Two days back, I got to learn about a command line program called rlwrap - short for readline wrapper. This is the kind of software that I would like to write without knowing it already existed in this world. I am feeling very excited about rlwrap because the productivity that it brings to the table is massive.
I originally discovered it while trying to learn Common Lisp.
sbcl is a common lisp implementation and it gives you a REPL to run lisp code.
Most modern REPL implementations (example: Node.js REPL) maintain a history of already executed code and allows the programmers to reuse them by pressing UP arrow.
REPLs are for incremental thinking and coding. Example: if I executed (+ 1 2) first, then I would like to run a similar case to incrementally improve/test/think - in this case, I am checking (+ 1 3). Most of the contents of the latest command are already present in the previous command -
(+ 1 * )
So, It is natural to just press the UP arrow and edit the previous command to check for the new case.
Unfortunately sbcl does not support this kind of command completion. So what do we do?
rlwrap could be used in combination with any program that gets input from the terminal.

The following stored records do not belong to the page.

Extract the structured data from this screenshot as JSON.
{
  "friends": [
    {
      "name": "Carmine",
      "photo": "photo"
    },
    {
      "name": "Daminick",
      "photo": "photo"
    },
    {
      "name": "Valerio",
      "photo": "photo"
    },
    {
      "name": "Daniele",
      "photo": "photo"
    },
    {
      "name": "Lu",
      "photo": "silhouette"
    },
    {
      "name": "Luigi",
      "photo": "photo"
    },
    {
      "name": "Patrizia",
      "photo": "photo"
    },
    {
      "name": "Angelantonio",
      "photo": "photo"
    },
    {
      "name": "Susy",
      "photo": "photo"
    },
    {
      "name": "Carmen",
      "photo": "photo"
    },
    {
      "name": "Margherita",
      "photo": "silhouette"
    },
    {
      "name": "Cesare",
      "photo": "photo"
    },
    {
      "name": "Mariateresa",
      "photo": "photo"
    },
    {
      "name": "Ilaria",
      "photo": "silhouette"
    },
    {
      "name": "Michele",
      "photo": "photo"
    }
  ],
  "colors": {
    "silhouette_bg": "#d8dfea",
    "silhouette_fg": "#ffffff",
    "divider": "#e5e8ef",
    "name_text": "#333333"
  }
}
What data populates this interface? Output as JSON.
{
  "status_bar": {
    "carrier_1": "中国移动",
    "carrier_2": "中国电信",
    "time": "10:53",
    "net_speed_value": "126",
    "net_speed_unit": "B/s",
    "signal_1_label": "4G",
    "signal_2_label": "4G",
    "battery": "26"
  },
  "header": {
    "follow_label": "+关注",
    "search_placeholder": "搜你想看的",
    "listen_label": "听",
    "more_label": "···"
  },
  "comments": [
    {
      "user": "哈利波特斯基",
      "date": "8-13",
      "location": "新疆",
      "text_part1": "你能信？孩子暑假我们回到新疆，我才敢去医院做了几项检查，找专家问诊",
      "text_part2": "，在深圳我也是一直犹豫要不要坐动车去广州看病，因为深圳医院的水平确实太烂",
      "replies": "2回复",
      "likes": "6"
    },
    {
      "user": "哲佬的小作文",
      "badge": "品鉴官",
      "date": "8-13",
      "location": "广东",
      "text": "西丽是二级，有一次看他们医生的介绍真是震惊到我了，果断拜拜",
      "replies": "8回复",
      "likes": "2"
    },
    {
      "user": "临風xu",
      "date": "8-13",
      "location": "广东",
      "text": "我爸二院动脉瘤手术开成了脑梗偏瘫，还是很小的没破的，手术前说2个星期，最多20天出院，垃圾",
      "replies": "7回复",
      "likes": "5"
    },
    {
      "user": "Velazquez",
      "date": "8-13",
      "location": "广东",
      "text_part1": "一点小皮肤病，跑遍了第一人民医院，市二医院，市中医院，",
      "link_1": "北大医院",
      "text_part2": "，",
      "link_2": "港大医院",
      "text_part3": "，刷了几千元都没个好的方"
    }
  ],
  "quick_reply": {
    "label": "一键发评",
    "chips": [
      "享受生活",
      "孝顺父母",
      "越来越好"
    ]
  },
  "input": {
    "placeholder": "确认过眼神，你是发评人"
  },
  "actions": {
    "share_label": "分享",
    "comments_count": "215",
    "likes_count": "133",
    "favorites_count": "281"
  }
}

After using rlwrap + sbcl, I felt that rlwrap is powerful and started thinking of various use cases in which it could come handy.
It could be used for getting history completion on any bash script that uses
read or any program that gets input from standard input.
Consider the follow bash script
If you often use
cat > file.txt to create files quickly, try mixing it with rlwrap and suddenly you get to access the previous lines quickly with the press of the UP arrow.
Found more interesting use cases for rlwrap? Wait no more and tweet to me @scriptnull. I would love to know how it helped you!